One figure is the whole answer: the number of lines below that contain the word "Technology".

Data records
··········

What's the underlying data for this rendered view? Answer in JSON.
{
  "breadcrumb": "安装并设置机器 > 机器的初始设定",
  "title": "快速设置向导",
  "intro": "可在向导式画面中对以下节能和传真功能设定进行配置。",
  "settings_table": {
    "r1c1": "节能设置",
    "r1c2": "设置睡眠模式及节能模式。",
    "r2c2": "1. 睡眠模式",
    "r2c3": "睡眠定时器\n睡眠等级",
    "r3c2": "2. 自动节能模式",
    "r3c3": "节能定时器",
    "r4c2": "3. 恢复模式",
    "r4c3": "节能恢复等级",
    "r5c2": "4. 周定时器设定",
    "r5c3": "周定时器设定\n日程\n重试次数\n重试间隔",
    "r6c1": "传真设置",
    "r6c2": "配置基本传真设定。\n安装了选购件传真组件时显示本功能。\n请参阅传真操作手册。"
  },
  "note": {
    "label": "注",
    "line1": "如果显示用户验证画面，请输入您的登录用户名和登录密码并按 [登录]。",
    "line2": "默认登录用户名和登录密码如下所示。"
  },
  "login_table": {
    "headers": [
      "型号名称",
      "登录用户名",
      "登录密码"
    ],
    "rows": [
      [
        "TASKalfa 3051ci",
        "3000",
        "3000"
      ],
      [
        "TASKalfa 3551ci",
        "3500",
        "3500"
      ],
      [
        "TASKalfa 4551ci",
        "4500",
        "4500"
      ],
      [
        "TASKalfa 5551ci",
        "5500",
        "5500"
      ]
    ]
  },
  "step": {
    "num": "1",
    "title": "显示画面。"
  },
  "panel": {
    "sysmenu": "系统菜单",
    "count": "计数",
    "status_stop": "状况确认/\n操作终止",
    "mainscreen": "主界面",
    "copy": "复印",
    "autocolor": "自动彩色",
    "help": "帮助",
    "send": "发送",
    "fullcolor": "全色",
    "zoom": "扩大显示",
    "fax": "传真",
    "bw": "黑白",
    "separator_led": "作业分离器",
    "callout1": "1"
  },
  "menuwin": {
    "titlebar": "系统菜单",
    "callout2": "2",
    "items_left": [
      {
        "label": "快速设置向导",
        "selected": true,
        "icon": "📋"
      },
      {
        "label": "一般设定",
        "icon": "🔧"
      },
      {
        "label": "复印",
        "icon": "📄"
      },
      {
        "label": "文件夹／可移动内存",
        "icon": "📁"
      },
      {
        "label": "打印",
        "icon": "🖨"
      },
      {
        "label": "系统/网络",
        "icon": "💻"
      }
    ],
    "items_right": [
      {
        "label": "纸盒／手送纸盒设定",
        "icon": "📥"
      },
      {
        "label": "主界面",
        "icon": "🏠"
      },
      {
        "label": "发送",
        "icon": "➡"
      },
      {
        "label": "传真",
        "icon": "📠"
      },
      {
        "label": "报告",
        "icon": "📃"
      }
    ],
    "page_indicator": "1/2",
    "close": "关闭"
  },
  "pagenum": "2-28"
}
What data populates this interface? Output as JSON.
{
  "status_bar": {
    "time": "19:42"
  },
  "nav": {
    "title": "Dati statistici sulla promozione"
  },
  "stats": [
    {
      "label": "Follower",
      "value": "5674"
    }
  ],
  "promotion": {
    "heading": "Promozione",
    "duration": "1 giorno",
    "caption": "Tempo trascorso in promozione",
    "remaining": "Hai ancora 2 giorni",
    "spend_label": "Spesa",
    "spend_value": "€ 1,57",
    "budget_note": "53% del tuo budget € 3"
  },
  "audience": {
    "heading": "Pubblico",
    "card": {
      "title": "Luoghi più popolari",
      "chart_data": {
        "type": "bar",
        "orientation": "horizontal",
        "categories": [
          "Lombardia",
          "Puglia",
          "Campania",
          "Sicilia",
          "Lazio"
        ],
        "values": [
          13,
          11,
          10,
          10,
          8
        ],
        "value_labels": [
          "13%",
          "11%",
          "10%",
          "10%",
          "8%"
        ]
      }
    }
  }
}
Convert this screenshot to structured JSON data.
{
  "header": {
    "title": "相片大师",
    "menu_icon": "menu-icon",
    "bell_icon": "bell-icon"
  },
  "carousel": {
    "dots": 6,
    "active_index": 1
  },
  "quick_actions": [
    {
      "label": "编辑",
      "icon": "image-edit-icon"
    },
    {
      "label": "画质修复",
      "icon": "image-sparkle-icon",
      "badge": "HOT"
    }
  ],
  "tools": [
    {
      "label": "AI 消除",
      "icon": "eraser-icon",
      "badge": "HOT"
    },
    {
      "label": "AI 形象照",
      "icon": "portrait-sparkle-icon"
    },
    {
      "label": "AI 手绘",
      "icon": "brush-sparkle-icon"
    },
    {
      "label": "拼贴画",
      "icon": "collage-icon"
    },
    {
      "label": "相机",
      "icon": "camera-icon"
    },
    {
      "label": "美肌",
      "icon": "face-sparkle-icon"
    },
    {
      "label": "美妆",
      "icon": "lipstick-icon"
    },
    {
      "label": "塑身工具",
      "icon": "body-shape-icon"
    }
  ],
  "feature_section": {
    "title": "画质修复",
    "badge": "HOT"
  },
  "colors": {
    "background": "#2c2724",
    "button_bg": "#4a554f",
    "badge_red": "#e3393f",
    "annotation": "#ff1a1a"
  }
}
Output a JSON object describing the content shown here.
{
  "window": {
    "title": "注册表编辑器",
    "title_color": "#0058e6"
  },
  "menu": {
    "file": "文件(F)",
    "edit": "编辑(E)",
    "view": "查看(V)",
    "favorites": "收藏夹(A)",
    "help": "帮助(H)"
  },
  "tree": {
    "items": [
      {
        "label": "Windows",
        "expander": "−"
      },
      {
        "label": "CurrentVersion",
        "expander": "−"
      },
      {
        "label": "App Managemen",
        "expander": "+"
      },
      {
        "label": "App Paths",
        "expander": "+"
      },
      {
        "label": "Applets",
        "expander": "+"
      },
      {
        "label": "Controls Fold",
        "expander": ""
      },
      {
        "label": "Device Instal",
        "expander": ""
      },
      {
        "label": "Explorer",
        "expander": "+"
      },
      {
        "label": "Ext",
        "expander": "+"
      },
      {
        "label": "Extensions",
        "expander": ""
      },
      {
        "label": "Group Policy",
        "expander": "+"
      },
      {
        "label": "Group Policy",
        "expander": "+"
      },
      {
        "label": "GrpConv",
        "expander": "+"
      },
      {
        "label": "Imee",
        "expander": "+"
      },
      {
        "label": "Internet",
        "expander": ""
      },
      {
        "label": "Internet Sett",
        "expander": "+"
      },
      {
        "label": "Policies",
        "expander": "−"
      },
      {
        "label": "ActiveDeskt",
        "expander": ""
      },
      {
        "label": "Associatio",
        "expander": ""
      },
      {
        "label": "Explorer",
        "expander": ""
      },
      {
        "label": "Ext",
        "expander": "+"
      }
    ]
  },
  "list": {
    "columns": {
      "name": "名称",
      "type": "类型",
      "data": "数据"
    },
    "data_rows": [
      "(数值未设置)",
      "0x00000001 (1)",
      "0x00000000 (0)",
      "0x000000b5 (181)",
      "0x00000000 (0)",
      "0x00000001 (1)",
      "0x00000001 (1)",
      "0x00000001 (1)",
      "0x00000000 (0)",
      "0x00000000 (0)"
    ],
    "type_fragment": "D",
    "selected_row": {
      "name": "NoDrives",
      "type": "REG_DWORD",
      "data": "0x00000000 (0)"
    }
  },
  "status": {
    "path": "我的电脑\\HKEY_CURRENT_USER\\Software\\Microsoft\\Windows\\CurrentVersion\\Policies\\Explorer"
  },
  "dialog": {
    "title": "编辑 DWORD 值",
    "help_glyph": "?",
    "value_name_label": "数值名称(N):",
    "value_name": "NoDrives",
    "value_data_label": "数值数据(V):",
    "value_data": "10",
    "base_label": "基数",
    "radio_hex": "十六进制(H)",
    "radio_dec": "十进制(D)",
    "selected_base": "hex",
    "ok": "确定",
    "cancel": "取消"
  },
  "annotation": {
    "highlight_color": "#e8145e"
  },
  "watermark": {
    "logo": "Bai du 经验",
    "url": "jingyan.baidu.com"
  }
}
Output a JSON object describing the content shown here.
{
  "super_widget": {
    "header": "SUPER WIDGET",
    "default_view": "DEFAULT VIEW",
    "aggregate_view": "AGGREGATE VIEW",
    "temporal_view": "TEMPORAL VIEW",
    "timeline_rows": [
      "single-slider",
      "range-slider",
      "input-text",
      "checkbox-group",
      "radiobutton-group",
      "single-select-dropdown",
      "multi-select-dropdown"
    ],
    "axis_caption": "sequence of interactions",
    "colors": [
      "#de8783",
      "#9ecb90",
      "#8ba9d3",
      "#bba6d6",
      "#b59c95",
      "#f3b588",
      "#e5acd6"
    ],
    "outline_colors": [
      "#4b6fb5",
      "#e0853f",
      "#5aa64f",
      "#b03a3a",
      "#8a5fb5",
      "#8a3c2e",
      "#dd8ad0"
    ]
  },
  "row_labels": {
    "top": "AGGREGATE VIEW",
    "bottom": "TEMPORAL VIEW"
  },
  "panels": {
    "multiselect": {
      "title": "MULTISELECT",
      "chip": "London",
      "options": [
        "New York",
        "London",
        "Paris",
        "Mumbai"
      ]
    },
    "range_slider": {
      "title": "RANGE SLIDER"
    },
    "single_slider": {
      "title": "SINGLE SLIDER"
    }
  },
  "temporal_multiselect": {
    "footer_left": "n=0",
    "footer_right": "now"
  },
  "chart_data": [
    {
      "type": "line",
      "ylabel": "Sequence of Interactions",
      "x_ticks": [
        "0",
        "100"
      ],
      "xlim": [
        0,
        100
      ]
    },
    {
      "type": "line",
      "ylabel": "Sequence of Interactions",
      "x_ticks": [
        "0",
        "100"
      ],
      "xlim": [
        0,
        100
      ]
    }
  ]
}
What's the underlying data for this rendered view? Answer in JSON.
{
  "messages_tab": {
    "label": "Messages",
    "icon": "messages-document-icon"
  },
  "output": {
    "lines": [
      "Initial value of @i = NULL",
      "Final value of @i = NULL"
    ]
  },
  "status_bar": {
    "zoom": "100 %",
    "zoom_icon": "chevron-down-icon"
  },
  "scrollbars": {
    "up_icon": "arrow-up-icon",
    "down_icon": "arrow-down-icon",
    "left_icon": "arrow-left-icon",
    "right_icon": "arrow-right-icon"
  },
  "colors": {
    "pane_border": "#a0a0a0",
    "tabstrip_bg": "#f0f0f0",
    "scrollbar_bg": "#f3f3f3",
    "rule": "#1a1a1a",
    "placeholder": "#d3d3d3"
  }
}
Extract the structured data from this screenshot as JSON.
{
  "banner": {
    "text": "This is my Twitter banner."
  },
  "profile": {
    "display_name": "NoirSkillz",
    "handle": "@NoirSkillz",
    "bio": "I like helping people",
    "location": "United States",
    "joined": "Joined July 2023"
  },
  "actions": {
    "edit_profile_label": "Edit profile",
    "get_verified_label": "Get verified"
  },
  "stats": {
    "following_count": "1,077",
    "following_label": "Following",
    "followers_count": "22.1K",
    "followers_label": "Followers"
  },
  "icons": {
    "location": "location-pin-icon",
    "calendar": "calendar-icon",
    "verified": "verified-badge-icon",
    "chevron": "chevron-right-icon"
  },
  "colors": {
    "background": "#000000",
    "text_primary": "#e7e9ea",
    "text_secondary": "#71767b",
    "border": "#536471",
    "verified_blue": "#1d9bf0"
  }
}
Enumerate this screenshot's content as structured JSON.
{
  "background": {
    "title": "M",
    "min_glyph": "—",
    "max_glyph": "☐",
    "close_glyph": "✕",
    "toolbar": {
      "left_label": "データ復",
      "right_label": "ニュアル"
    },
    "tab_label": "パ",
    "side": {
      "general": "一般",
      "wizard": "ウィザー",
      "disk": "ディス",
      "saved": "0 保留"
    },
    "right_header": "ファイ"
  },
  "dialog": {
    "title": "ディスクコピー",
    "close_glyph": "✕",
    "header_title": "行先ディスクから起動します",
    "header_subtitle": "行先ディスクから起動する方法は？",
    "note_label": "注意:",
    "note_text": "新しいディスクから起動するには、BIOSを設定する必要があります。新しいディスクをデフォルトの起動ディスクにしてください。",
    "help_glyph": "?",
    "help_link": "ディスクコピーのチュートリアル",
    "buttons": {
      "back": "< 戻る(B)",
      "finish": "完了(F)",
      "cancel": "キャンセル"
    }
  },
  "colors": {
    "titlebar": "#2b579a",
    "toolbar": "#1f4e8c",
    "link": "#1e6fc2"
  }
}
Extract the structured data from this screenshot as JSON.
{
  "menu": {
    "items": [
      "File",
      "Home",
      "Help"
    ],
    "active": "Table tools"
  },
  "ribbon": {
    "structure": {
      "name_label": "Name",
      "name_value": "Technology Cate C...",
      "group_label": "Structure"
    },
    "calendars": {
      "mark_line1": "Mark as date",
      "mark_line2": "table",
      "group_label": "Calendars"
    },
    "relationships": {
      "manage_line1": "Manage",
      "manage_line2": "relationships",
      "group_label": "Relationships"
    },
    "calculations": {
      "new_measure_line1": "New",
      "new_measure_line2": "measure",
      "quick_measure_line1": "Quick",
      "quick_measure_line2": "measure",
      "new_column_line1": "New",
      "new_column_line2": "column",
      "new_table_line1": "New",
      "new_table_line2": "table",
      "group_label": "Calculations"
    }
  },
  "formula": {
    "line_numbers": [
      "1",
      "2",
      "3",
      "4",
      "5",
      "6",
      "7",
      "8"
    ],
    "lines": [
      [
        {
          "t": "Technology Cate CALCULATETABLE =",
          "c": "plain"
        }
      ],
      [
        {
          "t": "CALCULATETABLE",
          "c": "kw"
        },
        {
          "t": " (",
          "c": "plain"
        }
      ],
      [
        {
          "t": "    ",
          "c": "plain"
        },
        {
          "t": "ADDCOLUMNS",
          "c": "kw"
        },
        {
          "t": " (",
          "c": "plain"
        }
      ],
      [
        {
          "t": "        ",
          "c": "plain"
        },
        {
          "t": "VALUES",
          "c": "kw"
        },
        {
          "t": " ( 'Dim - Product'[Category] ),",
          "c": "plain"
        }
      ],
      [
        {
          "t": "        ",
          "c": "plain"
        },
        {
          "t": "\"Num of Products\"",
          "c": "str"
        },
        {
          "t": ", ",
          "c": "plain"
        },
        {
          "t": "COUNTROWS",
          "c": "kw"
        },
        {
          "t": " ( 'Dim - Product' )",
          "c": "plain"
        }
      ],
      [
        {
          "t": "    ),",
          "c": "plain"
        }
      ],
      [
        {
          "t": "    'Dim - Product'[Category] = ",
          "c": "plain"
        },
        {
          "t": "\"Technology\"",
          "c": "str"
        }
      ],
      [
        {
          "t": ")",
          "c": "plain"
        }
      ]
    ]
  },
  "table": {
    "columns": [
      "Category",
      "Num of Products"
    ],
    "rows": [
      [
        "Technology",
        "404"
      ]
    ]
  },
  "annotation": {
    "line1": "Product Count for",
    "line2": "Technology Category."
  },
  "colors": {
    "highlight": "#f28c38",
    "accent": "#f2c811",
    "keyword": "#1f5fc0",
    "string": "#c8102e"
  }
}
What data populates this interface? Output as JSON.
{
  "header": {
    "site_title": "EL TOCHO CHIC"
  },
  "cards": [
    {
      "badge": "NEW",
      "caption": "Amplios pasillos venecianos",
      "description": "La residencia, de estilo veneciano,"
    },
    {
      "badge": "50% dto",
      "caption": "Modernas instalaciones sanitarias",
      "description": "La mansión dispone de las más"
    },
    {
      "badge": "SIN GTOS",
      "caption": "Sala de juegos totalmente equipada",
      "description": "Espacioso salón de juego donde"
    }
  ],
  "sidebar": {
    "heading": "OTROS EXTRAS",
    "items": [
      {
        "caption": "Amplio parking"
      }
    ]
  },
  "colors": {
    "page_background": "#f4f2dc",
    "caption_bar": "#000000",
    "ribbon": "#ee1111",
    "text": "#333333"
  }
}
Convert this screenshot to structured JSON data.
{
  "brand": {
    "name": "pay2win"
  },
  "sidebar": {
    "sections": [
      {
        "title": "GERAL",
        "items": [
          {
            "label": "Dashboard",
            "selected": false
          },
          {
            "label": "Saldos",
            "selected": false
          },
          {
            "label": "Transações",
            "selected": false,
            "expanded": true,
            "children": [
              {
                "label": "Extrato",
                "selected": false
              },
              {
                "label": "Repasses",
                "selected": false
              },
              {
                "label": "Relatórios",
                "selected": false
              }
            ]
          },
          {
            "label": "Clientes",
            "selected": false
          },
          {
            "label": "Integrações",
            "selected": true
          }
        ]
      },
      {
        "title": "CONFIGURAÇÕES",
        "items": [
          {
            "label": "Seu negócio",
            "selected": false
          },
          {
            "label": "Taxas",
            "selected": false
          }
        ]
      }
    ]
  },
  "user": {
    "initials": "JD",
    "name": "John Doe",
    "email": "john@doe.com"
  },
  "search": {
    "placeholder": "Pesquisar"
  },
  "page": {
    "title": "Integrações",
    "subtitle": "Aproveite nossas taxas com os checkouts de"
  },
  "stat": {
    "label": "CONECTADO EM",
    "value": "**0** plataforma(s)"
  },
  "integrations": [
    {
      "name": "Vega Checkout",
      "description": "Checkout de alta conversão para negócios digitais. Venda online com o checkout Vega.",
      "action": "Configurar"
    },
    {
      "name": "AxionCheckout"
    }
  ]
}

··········

Exercise output: 5